[[ Available data open ]]
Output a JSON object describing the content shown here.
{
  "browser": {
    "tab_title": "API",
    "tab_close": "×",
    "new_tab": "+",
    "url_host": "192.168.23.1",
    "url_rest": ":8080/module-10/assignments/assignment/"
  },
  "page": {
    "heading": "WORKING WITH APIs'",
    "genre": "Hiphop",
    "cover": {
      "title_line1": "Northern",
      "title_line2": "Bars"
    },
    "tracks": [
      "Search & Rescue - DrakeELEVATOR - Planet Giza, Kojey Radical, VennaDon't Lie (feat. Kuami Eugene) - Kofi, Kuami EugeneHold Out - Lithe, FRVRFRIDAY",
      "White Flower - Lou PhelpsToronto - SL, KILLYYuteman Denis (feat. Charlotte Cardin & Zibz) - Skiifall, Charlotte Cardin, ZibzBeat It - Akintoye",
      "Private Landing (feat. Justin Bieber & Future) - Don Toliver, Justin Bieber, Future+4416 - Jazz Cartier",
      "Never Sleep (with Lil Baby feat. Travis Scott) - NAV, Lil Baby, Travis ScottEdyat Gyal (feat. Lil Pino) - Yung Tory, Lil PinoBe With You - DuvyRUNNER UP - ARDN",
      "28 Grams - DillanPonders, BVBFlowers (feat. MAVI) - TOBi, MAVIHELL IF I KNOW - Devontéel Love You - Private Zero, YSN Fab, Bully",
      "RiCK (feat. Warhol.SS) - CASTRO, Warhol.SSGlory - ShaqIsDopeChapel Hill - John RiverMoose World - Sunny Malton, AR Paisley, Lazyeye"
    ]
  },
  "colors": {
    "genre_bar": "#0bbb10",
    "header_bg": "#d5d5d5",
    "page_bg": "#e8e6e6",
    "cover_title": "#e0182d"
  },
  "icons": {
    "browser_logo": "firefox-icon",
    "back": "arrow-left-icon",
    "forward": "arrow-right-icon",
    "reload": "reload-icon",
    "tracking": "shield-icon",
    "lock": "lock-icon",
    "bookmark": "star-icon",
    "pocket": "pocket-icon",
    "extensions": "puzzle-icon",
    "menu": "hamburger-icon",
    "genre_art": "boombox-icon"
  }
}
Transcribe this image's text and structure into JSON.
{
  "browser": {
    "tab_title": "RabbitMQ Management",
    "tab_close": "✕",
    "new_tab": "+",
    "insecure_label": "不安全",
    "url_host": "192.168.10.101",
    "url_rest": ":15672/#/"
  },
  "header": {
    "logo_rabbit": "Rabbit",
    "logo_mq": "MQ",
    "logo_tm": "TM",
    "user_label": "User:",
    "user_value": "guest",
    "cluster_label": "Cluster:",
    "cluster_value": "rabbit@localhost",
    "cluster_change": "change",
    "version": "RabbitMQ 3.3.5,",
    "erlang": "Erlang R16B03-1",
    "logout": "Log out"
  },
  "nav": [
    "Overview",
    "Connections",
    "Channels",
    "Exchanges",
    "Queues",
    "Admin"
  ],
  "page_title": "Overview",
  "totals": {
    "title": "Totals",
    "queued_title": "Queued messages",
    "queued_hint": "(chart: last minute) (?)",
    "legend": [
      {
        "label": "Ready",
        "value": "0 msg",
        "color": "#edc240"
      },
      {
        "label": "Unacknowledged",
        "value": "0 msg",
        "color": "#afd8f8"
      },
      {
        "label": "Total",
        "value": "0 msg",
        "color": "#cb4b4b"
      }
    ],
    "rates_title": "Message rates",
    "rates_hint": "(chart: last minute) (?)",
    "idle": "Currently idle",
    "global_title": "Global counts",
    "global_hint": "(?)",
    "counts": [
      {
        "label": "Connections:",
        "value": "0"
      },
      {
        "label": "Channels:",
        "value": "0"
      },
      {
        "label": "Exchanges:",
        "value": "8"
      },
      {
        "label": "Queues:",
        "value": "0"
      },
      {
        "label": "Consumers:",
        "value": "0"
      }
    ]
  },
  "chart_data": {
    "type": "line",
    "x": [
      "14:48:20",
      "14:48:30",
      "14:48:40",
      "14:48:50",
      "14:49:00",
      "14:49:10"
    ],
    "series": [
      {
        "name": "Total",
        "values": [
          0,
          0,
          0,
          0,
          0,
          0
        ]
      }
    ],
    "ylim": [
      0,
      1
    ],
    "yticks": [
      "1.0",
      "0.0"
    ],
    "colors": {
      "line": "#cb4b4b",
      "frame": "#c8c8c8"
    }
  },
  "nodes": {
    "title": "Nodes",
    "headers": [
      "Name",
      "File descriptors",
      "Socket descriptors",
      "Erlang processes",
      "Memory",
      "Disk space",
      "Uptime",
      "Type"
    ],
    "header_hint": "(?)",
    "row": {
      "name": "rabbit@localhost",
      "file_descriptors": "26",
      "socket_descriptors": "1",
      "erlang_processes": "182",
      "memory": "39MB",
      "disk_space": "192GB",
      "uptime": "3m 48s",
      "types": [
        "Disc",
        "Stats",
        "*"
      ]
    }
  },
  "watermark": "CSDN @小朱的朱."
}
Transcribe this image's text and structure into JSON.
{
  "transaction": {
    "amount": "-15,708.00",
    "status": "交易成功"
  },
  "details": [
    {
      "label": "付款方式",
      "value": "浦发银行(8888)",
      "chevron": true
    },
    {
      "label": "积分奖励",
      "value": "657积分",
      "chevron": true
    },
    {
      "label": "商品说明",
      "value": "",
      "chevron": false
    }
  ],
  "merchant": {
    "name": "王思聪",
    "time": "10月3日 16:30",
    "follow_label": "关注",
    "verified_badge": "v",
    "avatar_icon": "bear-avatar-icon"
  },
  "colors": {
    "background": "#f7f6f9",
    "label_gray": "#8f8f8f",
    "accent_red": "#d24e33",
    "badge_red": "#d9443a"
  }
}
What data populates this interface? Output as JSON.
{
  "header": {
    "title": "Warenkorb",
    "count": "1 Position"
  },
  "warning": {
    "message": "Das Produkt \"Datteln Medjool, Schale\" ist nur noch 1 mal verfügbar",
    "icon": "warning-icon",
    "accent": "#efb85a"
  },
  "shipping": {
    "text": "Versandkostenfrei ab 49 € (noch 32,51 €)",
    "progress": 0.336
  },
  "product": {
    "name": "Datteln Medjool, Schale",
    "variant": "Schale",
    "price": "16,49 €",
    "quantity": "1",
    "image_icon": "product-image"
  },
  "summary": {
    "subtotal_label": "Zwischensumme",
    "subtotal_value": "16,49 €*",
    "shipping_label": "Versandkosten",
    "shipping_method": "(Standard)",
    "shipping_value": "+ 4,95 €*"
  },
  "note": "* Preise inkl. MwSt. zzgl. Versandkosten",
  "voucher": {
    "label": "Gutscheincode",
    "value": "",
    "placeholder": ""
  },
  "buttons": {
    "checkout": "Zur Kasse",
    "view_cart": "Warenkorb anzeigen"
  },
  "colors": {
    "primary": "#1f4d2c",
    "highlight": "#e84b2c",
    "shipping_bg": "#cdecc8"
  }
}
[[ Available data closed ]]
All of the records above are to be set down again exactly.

**Answer to the problem:**
Output a JSON object describing the content shown here.
{
  "browser": {
    "tab_title": "API",
    "tab_close": "×",
    "new_tab": "+",
    "url_host": "192.168.23.1",
    "url_rest": ":8080/module-10/assignments/assignment/"
  },
  "page": {
    "heading": "WORKING WITH APIs'",
    "genre": "Hiphop",
    "cover": {
      "title_line1": "Northern",
      "title_line2": "Bars"
    },
    "tracks": [
      "Search & Rescue - DrakeELEVATOR - Planet Giza, Kojey Radical, VennaDon't Lie (feat. Kuami Eugene) - Kofi, Kuami EugeneHold Out - Lithe, FRVRFRIDAY",
      "White Flower - Lou PhelpsToronto - SL, KILLYYuteman Denis (feat. Charlotte Cardin & Zibz) - Skiifall, Charlotte Cardin, ZibzBeat It - Akintoye",
      "Private Landing (feat. Justin Bieber & Future) - Don Toliver, Justin Bieber, Future+4416 - Jazz Cartier",
      "Never Sleep (with Lil Baby feat. Travis Scott) - NAV, Lil Baby, Travis ScottEdyat Gyal (feat. Lil Pino) - Yung Tory, Lil PinoBe With You - DuvyRUNNER UP - ARDN",
      "28 Grams - DillanPonders, BVBFlowers (feat. MAVI) - TOBi, MAVIHELL IF I KNOW - Devontéel Love You - Private Zero, YSN Fab, Bully",
      "RiCK (feat. Warhol.SS) - CASTRO, Warhol.SSGlory - ShaqIsDopeChapel Hill - John RiverMoose World - Sunny Malton, AR Paisley, Lazyeye"
    ]
  },
  "colors": {
    "genre_bar": "#0bbb10",
    "header_bg": "#d5d5d5",
    "page_bg": "#e8e6e6",
    "cover_title": "#e0182d"
  },
  "icons": {
    "browser_logo": "firefox-icon",
    "back": "arrow-left-icon",
    "forward": "arrow-right-icon",
    "reload": "reload-icon",
    "tracking": "shield-icon",
    "lock": "lock-icon",
    "bookmark": "star-icon",
    "pocket": "pocket-icon",
    "extensions": "puzzle-icon",
    "menu": "hamburger-icon",
    "genre_art": "boombox-icon"
  }
}
Transcribe this image's text and structure into JSON.
{
  "browser": {
    "tab_title": "RabbitMQ Management",
    "tab_close": "✕",
    "new_tab": "+",
    "insecure_label": "不安全",
    "url_host": "192.168.10.101",
    "url_rest": ":15672/#/"
  },
  "header": {
    "logo_rabbit": "Rabbit",
    "logo_mq": "MQ",
    "logo_tm": "TM",
    "user_label": "User:",
    "user_value": "guest",
    "cluster_label": "Cluster:",
    "cluster_value": "rabbit@localhost",
    "cluster_change": "change",
    "version": "RabbitMQ 3.3.5,",
    "erlang": "Erlang R16B03-1",
    "logout": "Log out"
  },
  "nav": [
    "Overview",
    "Connections",
    "Channels",
    "Exchanges",
    "Queues",
    "Admin"
  ],
  "page_title": "Overview",
  "totals": {
    "title": "Totals",
    "queued_title": "Queued messages",
    "queued_hint": "(chart: last minute) (?)",
    "legend": [
      {
        "label": "Ready",
        "value": "0 msg",
        "color": "#edc240"
      },
      {
        "label": "Unacknowledged",
        "value": "0 msg",
        "color": "#afd8f8"
      },
      {
        "label": "Total",
        "value": "0 msg",
        "color": "#cb4b4b"
      }
    ],
    "rates_title": "Message rates",
    "rates_hint": "(chart: last minute) (?)",
    "idle": "Currently idle",
    "global_title": "Global counts",
    "global_hint": "(?)",
    "counts": [
      {
        "label": "Connections:",
        "value": "0"
      },
      {
        "label": "Channels:",
        "value": "0"
      },
      {
        "label": "Exchanges:",
        "value": "8"
      },
      {
        "label": "Queues:",
        "value": "0"
      },
      {
        "label": "Consumers:",
        "value": "0"
      }
    ]
  },
  "chart_data": {
    "type": "line",
    "x": [
      "14:48:20",
      "14:48:30",
      "14:48:40",
      "14:48:50",
      "14:49:00",
      "14:49:10"
    ],
    "series": [
      {
        "name": "Total",
        "values": [
          0,
          0,
          0,
          0,
          0,
          0
        ]
      }
    ],
    "ylim": [
      0,
      1
    ],
    "yticks": [
      "1.0",
      "0.0"
    ],
    "colors": {
      "line": "#cb4b4b",
      "frame": "#c8c8c8"
    }
  },
  "nodes": {
    "title": "Nodes",
    "headers": [
      "Name",
      "File descriptors",
      "Socket descriptors",
      "Erlang processes",
      "Memory",
      "Disk space",
      "Uptime",
      "Type"
    ],
    "header_hint": "(?)",
    "row": {
      "name": "rabbit@localhost",
      "file_descriptors": "26",
      "socket_descriptors": "1",
      "erlang_processes": "182",
      "memory": "39MB",
      "disk_space": "192GB",
      "uptime": "3m 48s",
      "types": [
        "Disc",
        "Stats",
        "*"
      ]
    }
  },
  "watermark": "CSDN @小朱的朱."
}
Transcribe this image's text and structure into JSON.
{
  "transaction": {
    "amount": "-15,708.00",
    "status": "交易成功"
  },
  "details": [
    {
      "label": "付款方式",
      "value": "浦发银行(8888)",
      "chevron": true
    },
    {
      "label": "积分奖励",
      "value": "657积分",
      "chevron": true
    },
    {
      "label": "商品说明",
      "value": "",
      "chevron": false
    }
  ],
  "merchant": {
    "name": "王思聪",
    "time": "10月3日 16:30",
    "follow_label": "关注",
    "verified_badge": "v",
    "avatar_icon": "bear-avatar-icon"
  },
  "colors": {
    "background": "#f7f6f9",
    "label_gray": "#8f8f8f",
    "accent_red": "#d24e33",
    "badge_red": "#d9443a"
  }
}
What data populates this interface? Output as JSON.
{
  "header": {
    "title": "Warenkorb",
    "count": "1 Position"
  },
  "warning": {
    "message": "Das Produkt \"Datteln Medjool, Schale\" ist nur noch 1 mal verfügbar",
    "icon": "warning-icon",
    "accent": "#efb85a"
  },
  "shipping": {
    "text": "Versandkostenfrei ab 49 € (noch 32,51 €)",
    "progress": 0.336
  },
  "product": {
    "name": "Datteln Medjool, Schale",
    "variant": "Schale",
    "price": "16,49 €",
    "quantity": "1",
    "image_icon": "product-image"
  },
  "summary": {
    "subtotal_label": "Zwischensumme",
    "subtotal_value": "16,49 €*",
    "shipping_label": "Versandkosten",
    "shipping_method": "(Standard)",
    "shipping_value": "+ 4,95 €*"
  },
  "note": "* Preise inkl. MwSt. zzgl. Versandkosten",
  "voucher": {
    "label": "Gutscheincode",
    "value": "",
    "placeholder": ""
  },
  "buttons": {
    "checkout": "Zur Kasse",
    "view_cart": "Warenkorb anzeigen"
  },
  "colors": {
    "primary": "#1f4d2c",
    "highlight": "#e84b2c",
    "shipping_bg": "#cdecc8"
  }
}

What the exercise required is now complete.